**WHAT IS REQUIRED**. Report the count of lines in the records that contain "color", without any added text.

- - - -

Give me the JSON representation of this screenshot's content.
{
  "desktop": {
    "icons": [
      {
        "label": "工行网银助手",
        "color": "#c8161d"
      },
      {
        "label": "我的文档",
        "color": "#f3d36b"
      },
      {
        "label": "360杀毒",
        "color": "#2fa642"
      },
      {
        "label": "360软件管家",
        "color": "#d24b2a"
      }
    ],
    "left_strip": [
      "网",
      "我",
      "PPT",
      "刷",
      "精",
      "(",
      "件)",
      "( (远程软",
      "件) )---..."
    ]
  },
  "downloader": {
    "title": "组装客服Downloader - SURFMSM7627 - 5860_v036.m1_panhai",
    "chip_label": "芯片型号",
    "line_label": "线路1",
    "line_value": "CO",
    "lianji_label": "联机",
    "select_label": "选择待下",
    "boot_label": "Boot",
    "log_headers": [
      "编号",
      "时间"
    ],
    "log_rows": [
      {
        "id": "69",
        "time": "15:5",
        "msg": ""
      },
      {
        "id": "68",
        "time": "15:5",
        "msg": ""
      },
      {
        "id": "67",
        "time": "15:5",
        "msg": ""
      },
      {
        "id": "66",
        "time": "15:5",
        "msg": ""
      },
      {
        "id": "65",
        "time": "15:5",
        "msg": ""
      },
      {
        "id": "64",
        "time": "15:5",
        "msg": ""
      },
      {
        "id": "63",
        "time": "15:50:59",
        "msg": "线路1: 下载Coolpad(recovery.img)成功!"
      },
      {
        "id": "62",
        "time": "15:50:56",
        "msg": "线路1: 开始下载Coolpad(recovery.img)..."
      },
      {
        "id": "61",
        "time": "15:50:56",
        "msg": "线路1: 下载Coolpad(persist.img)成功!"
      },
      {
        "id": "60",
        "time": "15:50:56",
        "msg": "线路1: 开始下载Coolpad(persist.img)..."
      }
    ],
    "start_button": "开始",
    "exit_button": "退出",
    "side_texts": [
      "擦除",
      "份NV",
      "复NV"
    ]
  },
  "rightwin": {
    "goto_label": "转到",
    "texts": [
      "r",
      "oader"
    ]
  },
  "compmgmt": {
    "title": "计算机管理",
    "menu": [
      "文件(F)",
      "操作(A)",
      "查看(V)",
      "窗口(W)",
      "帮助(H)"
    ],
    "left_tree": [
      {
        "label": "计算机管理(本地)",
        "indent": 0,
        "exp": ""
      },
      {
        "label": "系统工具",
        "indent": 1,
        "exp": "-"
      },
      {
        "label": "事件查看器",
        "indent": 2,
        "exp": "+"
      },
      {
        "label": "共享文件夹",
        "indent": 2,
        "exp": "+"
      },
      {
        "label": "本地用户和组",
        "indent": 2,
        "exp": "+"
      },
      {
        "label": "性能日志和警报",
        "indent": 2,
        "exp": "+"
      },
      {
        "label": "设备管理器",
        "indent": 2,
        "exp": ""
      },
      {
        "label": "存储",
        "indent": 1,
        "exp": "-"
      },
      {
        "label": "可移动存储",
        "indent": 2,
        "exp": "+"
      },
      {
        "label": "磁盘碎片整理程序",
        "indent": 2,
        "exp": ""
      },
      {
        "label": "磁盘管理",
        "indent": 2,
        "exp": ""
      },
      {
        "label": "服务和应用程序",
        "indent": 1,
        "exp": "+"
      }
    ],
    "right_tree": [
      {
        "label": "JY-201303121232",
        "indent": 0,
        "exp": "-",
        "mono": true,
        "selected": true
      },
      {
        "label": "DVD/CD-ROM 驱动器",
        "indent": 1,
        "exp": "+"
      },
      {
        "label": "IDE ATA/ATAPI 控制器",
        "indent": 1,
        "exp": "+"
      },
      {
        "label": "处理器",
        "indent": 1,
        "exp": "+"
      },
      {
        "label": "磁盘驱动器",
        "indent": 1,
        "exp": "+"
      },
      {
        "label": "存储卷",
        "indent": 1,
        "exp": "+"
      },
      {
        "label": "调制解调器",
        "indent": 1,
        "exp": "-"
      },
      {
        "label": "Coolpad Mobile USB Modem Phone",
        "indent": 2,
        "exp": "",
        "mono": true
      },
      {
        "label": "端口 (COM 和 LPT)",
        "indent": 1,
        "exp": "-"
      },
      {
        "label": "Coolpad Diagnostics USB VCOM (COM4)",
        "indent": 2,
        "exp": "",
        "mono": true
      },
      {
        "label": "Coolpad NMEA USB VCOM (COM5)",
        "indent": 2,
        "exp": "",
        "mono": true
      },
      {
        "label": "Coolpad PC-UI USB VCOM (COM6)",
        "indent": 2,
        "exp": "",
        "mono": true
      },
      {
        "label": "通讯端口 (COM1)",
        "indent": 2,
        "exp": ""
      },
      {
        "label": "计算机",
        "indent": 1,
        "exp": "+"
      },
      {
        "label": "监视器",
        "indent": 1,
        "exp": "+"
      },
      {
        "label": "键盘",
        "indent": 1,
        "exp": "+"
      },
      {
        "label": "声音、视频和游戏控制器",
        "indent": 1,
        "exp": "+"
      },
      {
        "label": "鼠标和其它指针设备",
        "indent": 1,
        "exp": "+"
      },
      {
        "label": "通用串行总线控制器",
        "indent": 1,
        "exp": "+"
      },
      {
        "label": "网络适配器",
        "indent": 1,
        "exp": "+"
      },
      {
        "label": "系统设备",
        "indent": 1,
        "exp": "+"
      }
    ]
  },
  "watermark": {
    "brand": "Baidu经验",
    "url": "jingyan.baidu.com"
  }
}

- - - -

**REPLY TO THE TASK**. 4